##### Data in this exercise

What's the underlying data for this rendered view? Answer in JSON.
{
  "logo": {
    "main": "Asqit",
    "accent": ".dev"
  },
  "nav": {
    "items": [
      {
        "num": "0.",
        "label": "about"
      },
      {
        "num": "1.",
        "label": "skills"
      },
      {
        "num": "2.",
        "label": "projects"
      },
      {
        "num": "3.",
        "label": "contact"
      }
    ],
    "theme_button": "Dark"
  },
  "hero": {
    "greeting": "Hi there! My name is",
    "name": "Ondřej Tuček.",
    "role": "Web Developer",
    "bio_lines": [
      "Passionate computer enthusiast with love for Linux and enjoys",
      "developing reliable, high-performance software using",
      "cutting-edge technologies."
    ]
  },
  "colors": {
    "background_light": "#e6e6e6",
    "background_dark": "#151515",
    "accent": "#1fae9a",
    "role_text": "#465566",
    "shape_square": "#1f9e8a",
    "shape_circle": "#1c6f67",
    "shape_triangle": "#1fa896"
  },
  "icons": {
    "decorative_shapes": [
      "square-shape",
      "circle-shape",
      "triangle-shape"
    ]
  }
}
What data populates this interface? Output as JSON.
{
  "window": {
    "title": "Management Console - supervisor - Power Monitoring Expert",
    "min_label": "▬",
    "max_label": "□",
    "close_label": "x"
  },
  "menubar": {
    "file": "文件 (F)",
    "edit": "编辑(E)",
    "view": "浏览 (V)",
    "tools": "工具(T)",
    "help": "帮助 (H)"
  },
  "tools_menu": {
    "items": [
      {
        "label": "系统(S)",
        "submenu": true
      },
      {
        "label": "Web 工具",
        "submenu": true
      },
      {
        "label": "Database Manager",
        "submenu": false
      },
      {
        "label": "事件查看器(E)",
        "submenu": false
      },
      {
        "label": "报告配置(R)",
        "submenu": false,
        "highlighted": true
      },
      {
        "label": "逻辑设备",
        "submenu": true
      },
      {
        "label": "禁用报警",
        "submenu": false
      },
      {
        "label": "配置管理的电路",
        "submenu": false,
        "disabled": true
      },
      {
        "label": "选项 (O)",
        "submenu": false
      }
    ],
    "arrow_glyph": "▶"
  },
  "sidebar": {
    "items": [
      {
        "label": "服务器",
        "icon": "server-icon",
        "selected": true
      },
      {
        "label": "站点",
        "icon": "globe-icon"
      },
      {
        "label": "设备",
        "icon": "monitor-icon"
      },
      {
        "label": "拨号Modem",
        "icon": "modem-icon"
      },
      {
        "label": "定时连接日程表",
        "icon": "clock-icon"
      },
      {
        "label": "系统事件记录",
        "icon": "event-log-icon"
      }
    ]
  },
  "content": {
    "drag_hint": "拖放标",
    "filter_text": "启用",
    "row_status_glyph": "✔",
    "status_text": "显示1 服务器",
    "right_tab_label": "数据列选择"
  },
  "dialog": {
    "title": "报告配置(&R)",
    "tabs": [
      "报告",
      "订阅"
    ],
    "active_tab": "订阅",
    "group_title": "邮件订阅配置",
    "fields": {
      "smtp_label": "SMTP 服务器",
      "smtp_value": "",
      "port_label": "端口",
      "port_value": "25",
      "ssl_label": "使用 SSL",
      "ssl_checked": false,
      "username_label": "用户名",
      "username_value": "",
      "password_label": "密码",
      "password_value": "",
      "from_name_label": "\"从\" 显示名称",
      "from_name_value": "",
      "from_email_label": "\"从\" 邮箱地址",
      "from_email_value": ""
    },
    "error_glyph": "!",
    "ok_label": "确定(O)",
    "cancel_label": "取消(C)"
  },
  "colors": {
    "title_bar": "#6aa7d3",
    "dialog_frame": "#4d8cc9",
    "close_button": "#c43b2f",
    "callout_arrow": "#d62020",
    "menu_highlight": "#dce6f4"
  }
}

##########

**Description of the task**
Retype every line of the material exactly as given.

**Answer to this problem**
What's the underlying data for this rendered view? Answer in JSON.
{
  "logo": {
    "main": "Asqit",
    "accent": ".dev"
  },
  "nav": {
    "items": [
      {
        "num": "0.",
        "label": "about"
      },
      {
        "num": "1.",
        "label": "skills"
      },
      {
        "num": "2.",
        "label": "projects"
      },
      {
        "num": "3.",
        "label": "contact"
      }
    ],
    "theme_button": "Dark"
  },
  "hero": {
    "greeting": "Hi there! My name is",
    "name": "Ondřej Tuček.",
    "role": "Web Developer",
    "bio_lines": [
      "Passionate computer enthusiast with love for Linux and enjoys",
      "developing reliable, high-performance software using",
      "cutting-edge technologies."
    ]
  },
  "colors": {
    "background_light": "#e6e6e6",
    "background_dark": "#151515",
    "accent": "#1fae9a",
    "role_text": "#465566",
    "shape_square": "#1f9e8a",
    "shape_circle": "#1c6f67",
    "shape_triangle": "#1fa896"
  },
  "icons": {
    "decorative_shapes": [
      "square-shape",
      "circle-shape",
      "triangle-shape"
    ]
  }
}
What data populates this interface? Output as JSON.
{
  "window": {
    "title": "Management Console - supervisor - Power Monitoring Expert",
    "min_label": "▬",
    "max_label": "□",
    "close_label": "x"
  },
  "menubar": {
    "file": "文件 (F)",
    "edit": "编辑(E)",
    "view": "浏览 (V)",
    "tools": "工具(T)",
    "help": "帮助 (H)"
  },
  "tools_menu": {
    "items": [
      {
        "label": "系统(S)",
        "submenu": true
      },
      {
        "label": "Web 工具",
        "submenu": true
      },
      {
        "label": "Database Manager",
        "submenu": false
      },
      {
        "label": "事件查看器(E)",
        "submenu": false
      },
      {
        "label": "报告配置(R)",
        "submenu": false,
        "highlighted": true
      },
      {
        "label": "逻辑设备",
        "submenu": true
      },
      {
        "label": "禁用报警",
        "submenu": false
      },
      {
        "label": "配置管理的电路",
        "submenu": false,
        "disabled": true
      },
      {
        "label": "选项 (O)",
        "submenu": false
      }
    ],
    "arrow_glyph": "▶"
  },
  "sidebar": {
    "items": [
      {
        "label": "服务器",
        "icon": "server-icon",
        "selected": true
      },
      {
        "label": "站点",
        "icon": "globe-icon"
      },
      {
        "label": "设备",
        "icon": "monitor-icon"
      },
      {
        "label": "拨号Modem",
        "icon": "modem-icon"
      },
      {
        "label": "定时连接日程表",
        "icon": "clock-icon"
      },
      {
        "label": "系统事件记录",
        "icon": "event-log-icon"
      }
    ]
  },
  "content": {
    "drag_hint": "拖放标",
    "filter_text": "启用",
    "row_status_glyph": "✔",
    "status_text": "显示1 服务器",
    "right_tab_label": "数据列选择"
  },
  "dialog": {
    "title": "报告配置(&R)",
    "tabs": [
      "报告",
      "订阅"
    ],
    "active_tab": "订阅",
    "group_title": "邮件订阅配置",
    "fields": {
      "smtp_label": "SMTP 服务器",
      "smtp_value": "",
      "port_label": "端口",
      "port_value": "25",
      "ssl_label": "使用 SSL",
      "ssl_checked": false,
      "username_label": "用户名",
      "username_value": "",
      "password_label": "密码",
      "password_value": "",
      "from_name_label": "\"从\" 显示名称",
      "from_name_value": "",
      "from_email_label": "\"从\" 邮箱地址",
      "from_email_value": ""
    },
    "error_glyph": "!",
    "ok_label": "确定(O)",
    "cancel_label": "取消(C)"
  },
  "colors": {
    "title_bar": "#6aa7d3",
    "dialog_frame": "#4d8cc9",
    "close_button": "#c43b2f",
    "callout_arrow": "#d62020",
    "menu_highlight": "#dce6f4"
  }
}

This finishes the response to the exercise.